It is in orogenic belts such as the Appalachians that most present-day continental crust is defined, through metamorphic reworking of older material, addition of new material by magmatism, or the imbrication of protocontinental fragments in the course of subduction. Within orogenic belts, localised "suture" zones mark the transitions between continental fragments. Continental deformation in these zones can extend through the entire lithosphere, and its role in controlling the loci of future orogenies is a question fundamental to understanding the evolution of the Earth. The lithological properties of greatest importance to continental deformation are the composition and metamorphic state of the material, the presence of fluids, the temperature, and pre-existing zones of weakness.
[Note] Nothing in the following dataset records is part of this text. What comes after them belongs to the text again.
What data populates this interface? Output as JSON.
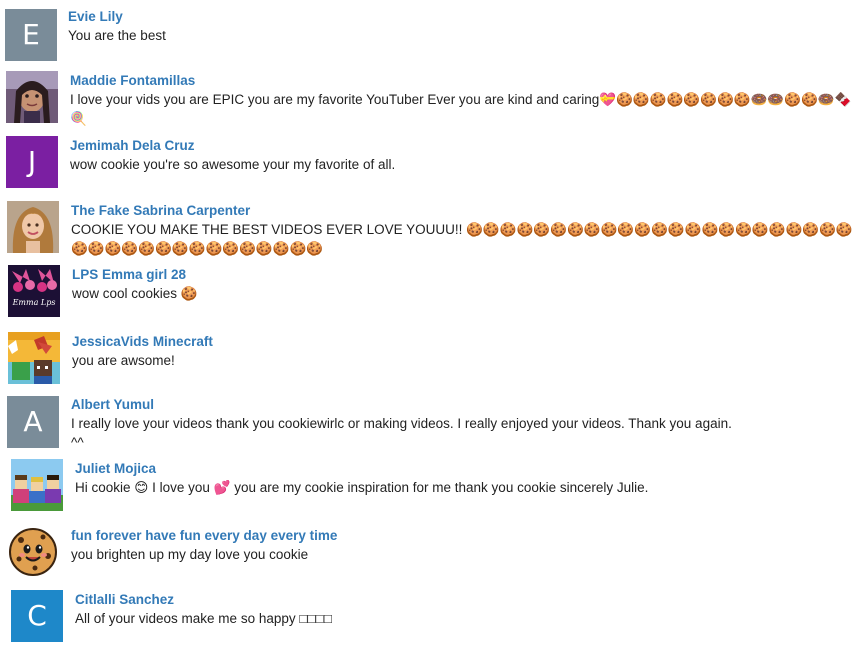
{
  "comments": [
    {
      "author": "Evie Lily",
      "text": "You are the best",
      "avatar": {
        "kind": "letter",
        "letter": "E",
        "color": "#7a8c99"
      }
    },
    {
      "author": "Maddie Fontamillas",
      "text": "I love your vids you are EPIC you are my favorite YouTuber Ever you are kind and caring💝🍪🍪🍪🍪🍪🍪🍪🍪🍩🍩🍪🍪🍩🍫🍭",
      "avatar": {
        "kind": "photo",
        "icon": "selfie-photo"
      }
    },
    {
      "author": "Jemimah Dela Cruz",
      "text": "wow cookie you're so awesome your my favorite of all.",
      "avatar": {
        "kind": "letter",
        "letter": "J",
        "color": "#7b1fa2"
      }
    },
    {
      "author": "The Fake Sabrina Carpenter",
      "text": "COOKIE YOU MAKE THE BEST VIDEOS EVER LOVE YOUUU!! 🍪🍪🍪🍪🍪🍪🍪🍪🍪🍪🍪🍪🍪🍪🍪🍪🍪🍪🍪🍪🍪🍪🍪🍪🍪🍪🍪🍪🍪🍪🍪🍪🍪🍪🍪🍪🍪🍪",
      "avatar": {
        "kind": "photo",
        "icon": "portrait-photo"
      }
    },
    {
      "author": "LPS Emma girl 28",
      "text": "wow cool cookies 🍪",
      "avatar": {
        "kind": "photo",
        "icon": "lps-emma-logo",
        "caption": "Emma Lps"
      }
    },
    {
      "author": "JessicaVids Minecraft",
      "text": "you are awsome!",
      "avatar": {
        "kind": "photo",
        "icon": "minecraft-art"
      }
    },
    {
      "author": "Albert Yumul",
      "text": "I really love your videos thank you cookiewirlc or making videos. I really enjoyed your videos. Thank you again.\n^^",
      "avatar": {
        "kind": "letter",
        "letter": "A",
        "color": "#7a8c99"
      }
    },
    {
      "author": "Juliet Mojica",
      "text": "Hi cookie 😊 I love you 💕 you are my cookie inspiration for me thank you cookie sincerely Julie.",
      "avatar": {
        "kind": "photo",
        "icon": "roblox-art"
      }
    },
    {
      "author": "fun forever have fun every day every time",
      "text": "you brighten up my day love you cookie",
      "avatar": {
        "kind": "photo",
        "icon": "cookie-character"
      }
    },
    {
      "author": "Citlalli Sanchez",
      "text": "All of your videos make me so happy □□□□",
      "avatar": {
        "kind": "letter",
        "letter": "C",
        "color": "#1e88c9"
      }
    }
  ]
}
Electrical resistivity (or its inverse, conductivity) is strongly affected by such properties. Indeed, major deep conductivity anomalies have been recognised in reconnaisance surveys of orogenic belts throughout the world (e.g., Jones, 1993). Most of these anomalies were located using magnetometer array data whose interpretation unfortunately is often ambiguous. A far more detailed image for the southern Appalachians is being sought with modern quality MT data and analysis. Our instruments were deployed primarily in the spring and summer of 1994, and procide data on electrical resistivity from depths of about 1 km to over 200 km.